*Exercise instructions:* One figure is the whole answer: the number of lines below that contain the word "minor".

-------------------------

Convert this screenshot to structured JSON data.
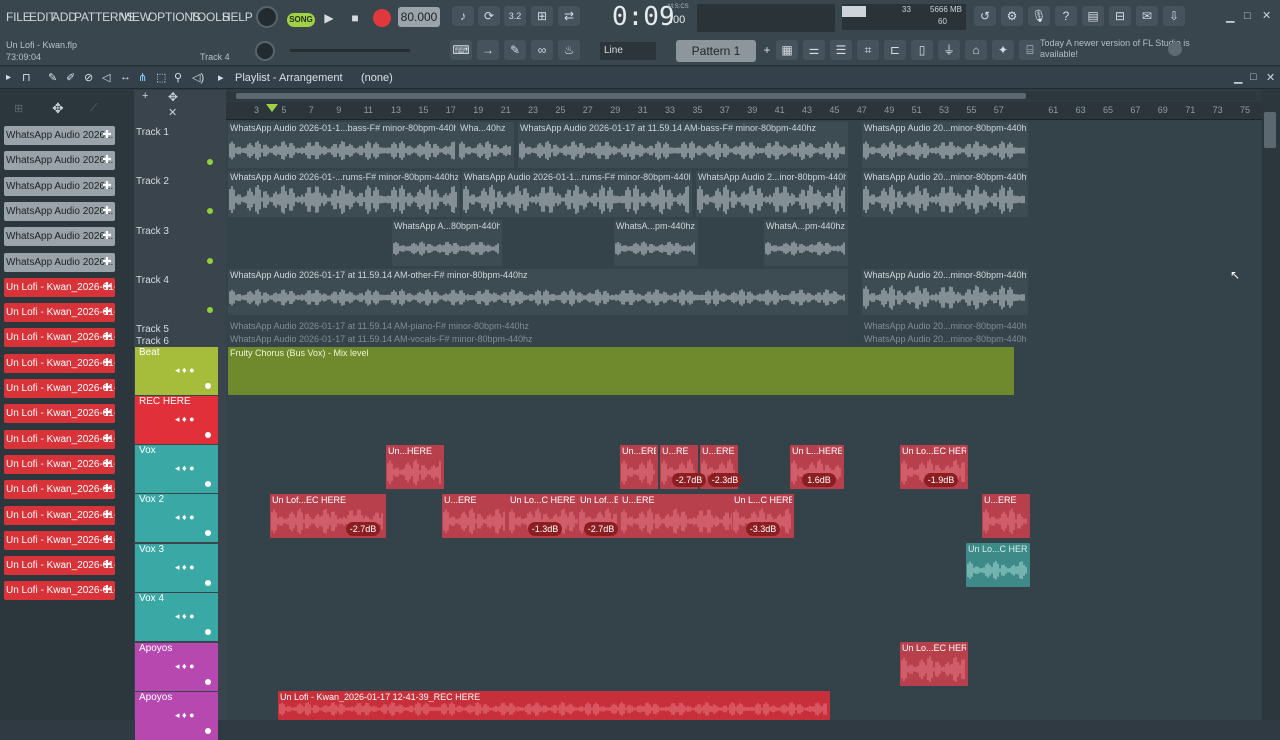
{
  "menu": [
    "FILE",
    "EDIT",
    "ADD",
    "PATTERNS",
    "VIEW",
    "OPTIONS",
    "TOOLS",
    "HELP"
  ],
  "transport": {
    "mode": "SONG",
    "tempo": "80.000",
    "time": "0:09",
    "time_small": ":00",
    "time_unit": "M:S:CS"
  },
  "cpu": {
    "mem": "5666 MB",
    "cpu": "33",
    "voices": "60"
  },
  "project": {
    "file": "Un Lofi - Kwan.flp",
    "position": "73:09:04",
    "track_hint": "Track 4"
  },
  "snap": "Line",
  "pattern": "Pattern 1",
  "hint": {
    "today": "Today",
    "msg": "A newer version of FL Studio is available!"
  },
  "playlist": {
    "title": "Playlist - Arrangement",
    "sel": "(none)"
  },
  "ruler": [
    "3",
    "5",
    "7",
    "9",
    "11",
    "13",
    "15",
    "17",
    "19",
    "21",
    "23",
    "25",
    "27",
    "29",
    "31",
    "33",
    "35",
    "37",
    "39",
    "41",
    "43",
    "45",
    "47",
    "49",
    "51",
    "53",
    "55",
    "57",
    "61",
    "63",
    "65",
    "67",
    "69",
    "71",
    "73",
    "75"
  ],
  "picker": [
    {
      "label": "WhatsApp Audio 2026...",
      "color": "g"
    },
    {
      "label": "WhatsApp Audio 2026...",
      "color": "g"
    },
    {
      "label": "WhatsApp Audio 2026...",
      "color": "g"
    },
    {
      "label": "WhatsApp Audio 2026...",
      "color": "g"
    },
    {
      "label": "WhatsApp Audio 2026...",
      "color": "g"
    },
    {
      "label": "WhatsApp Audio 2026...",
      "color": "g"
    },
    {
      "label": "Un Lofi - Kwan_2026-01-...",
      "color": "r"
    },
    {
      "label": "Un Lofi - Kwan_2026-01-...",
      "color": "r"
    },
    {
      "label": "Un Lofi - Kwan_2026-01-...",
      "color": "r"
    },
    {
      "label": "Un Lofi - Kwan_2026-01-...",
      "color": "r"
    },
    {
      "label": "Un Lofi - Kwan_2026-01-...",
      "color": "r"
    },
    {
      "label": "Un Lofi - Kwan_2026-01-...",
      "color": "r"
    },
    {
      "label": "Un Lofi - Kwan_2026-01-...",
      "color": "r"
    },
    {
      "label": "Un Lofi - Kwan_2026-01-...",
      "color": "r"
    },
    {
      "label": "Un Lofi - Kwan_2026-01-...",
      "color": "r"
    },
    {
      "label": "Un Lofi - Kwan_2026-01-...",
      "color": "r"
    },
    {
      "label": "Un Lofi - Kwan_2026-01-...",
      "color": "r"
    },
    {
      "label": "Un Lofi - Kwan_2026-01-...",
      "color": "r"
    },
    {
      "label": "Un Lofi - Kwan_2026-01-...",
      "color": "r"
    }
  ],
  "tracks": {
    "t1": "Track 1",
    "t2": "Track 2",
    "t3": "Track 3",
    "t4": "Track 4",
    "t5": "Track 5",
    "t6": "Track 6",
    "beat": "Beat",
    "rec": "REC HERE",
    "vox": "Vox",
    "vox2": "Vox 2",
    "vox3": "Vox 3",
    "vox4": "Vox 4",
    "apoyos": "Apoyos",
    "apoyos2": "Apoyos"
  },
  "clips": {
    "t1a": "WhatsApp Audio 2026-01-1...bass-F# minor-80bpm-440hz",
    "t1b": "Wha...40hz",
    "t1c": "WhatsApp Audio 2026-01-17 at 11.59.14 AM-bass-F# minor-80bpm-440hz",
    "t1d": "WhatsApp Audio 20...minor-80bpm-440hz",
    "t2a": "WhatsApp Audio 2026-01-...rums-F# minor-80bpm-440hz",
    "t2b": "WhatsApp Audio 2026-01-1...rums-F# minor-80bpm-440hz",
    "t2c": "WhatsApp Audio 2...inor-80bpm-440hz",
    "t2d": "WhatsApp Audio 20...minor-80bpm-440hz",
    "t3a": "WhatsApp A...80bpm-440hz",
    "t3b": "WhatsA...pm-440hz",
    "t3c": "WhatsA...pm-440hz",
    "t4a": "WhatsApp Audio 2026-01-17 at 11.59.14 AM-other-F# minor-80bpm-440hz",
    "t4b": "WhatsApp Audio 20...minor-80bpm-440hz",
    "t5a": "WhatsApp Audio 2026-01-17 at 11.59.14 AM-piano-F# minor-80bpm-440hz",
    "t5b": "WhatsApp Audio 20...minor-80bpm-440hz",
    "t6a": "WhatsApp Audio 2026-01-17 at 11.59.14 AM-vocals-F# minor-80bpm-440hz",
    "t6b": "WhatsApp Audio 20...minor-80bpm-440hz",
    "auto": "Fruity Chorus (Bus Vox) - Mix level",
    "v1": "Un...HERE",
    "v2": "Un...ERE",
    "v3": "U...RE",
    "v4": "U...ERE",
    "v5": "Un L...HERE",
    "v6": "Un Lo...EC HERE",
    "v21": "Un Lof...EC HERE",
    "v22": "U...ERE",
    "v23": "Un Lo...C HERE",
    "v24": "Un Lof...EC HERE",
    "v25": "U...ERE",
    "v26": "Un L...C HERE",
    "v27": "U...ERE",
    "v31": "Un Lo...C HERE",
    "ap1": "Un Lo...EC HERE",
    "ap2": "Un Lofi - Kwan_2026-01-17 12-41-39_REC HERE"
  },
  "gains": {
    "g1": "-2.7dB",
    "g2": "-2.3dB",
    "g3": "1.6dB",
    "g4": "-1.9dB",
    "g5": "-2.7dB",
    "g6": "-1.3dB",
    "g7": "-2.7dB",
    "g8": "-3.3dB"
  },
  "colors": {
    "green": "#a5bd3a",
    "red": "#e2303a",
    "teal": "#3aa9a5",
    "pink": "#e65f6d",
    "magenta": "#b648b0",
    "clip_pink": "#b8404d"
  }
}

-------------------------

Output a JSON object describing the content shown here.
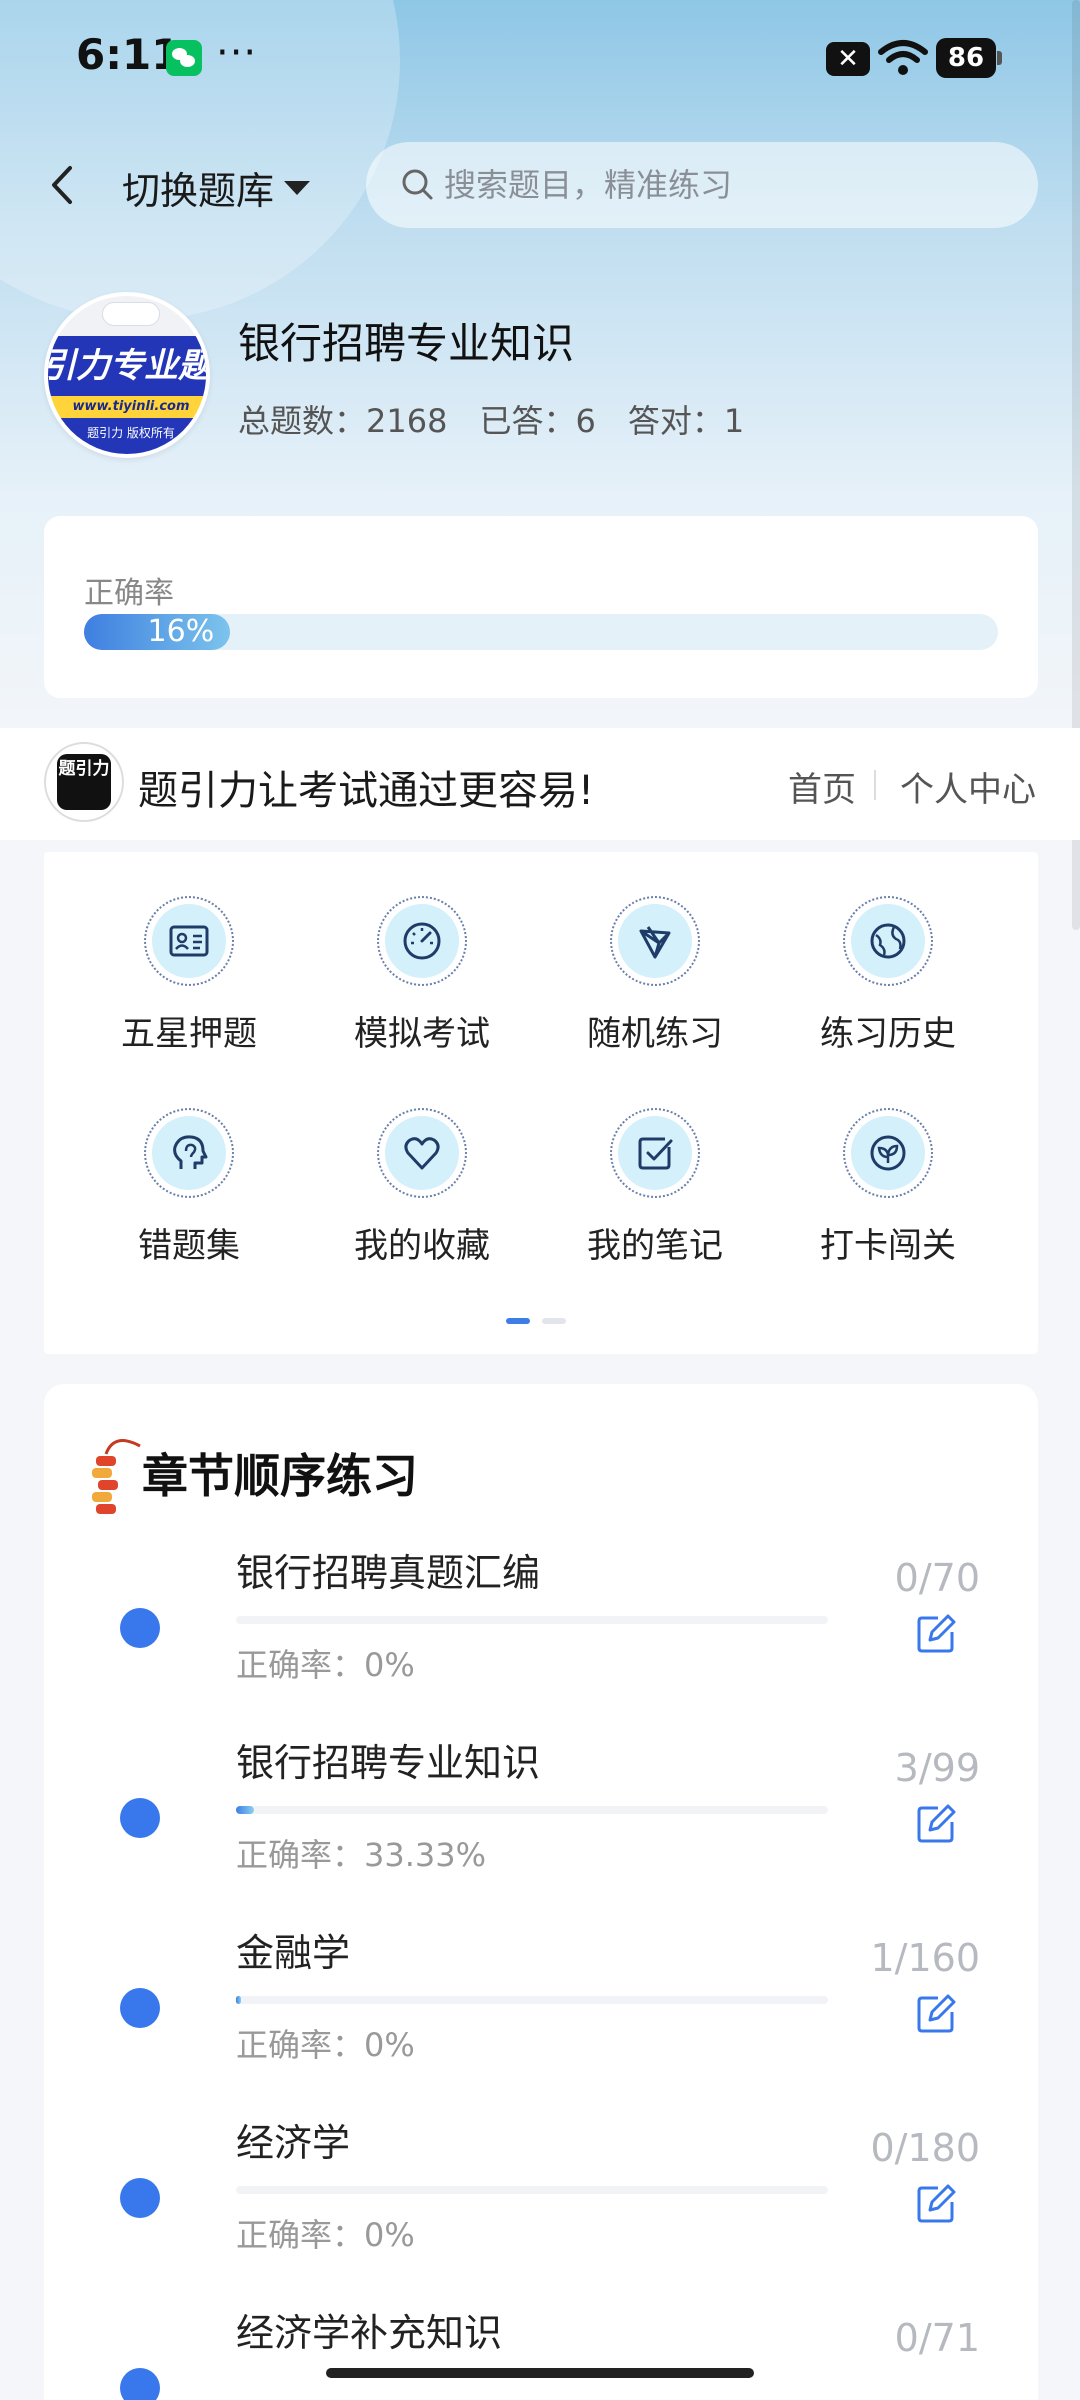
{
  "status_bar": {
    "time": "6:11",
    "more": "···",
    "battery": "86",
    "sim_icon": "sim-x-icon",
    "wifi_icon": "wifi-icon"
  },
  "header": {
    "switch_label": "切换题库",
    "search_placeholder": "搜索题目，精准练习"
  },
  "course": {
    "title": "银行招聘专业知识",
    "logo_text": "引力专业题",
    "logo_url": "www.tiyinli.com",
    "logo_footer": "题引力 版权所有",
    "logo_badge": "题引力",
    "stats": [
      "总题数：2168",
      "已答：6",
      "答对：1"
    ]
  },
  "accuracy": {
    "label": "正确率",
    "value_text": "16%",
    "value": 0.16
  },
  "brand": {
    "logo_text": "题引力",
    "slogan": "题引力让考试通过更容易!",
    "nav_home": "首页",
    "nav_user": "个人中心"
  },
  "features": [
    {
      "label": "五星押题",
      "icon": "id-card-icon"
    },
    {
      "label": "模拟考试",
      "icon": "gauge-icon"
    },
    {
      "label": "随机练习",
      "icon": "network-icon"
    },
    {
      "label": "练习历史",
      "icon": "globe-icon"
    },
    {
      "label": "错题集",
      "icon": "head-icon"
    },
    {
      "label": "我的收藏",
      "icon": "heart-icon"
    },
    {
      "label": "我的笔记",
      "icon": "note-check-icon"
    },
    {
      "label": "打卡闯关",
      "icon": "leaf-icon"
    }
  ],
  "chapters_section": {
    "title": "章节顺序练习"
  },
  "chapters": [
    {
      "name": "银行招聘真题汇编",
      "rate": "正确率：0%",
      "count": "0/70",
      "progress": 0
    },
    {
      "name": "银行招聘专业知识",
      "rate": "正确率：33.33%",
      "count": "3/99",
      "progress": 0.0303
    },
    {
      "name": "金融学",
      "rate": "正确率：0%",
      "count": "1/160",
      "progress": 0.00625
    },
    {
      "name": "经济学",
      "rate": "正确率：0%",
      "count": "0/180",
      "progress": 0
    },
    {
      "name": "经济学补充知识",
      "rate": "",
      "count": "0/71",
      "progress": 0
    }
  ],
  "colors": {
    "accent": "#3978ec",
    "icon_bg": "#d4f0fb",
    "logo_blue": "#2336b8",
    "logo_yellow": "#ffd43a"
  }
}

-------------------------

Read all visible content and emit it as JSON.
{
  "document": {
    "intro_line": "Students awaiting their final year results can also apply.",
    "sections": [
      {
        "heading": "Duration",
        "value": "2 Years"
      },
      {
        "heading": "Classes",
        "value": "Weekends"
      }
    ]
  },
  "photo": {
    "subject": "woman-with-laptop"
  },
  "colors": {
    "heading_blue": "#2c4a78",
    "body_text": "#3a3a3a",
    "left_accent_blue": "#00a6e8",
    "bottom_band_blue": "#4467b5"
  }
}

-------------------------

*Result:* 12